In her introduction to Tuesday’s show, Maitlis said Mr Cummings had ‘broken the rules’ when he travelled from London to Durham during lockdown and ‘the country can see that, and it’s shocked the Government cannot’.
She said he made the public feel ‘like fools’ and accused Boris Johnson of showing ‘blind loyalty’ towards his adviser, who had driven 260 miles from London to County Durham during lockdown.
Within 24 hours, the BBC released a statement saying the programme had not met ‘standards of due impartiality’, adding that staff had been ‘reminded of the guidelines’.
The BBC said the monologue ‘did not meet our standards of due impartiality’.
Ms Maitlis failed to cover the Dominic Cummings row as the show mainly featured race riots
George Floyd died after a white Minneapolis police officer held his knee on his neck for several minutes.
A former head of BBC television news blamed ‘muddled management’ and social media for the Maitlis row.
Roger Mosey said ‘traditional restraint has been swept away in the age of social media’, with presenters encouraged to show their personalities to audiences.
Writing for the New Statesman Mr Mosey said: ‘Much of the blame sits with the BBC management, who have been woolly and contradictory in their determination of what impartiality is in a modern broadcasting environment.’
Following the controversy over Mr Cummings, Ms Maitlis did not appear as scheduled on Wednesday’s episode of Newsnight, saying she asked for the evening off. She had not been scheduled to appear for the remainder of last week.
The presenter, widely lauded for her interview with the Duke of York last year, said she has been ‘overwhelmed’ by support from viewers after her monologue on Mr Cummings.
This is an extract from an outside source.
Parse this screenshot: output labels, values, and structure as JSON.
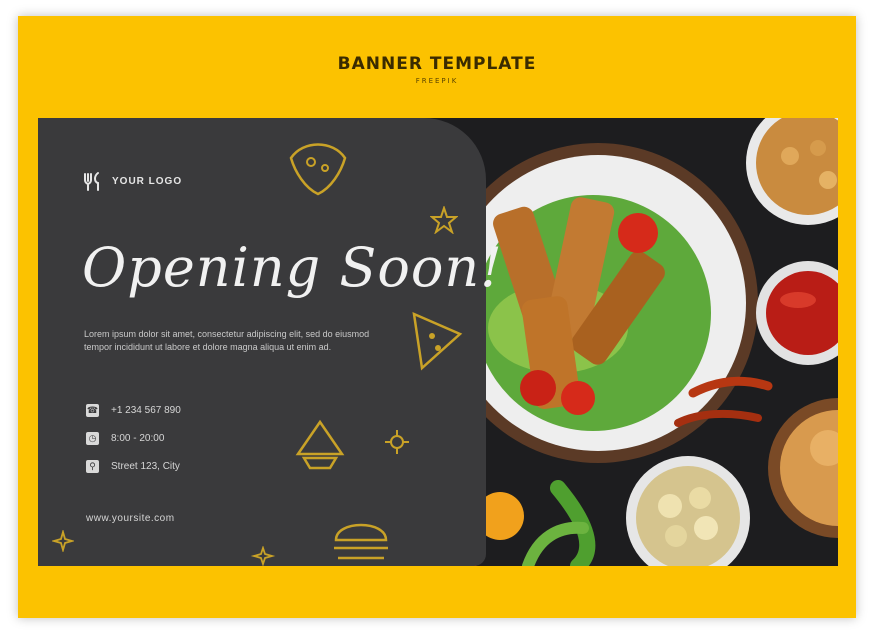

The 49-year-old broadcaster tweeted: ‘Been overwhelmed by all the kindness, messages – and support on here – and I’ve probably missed much of it.
‘A big thank you from us all at Newsnight.’
Credit — dailymail.co.uk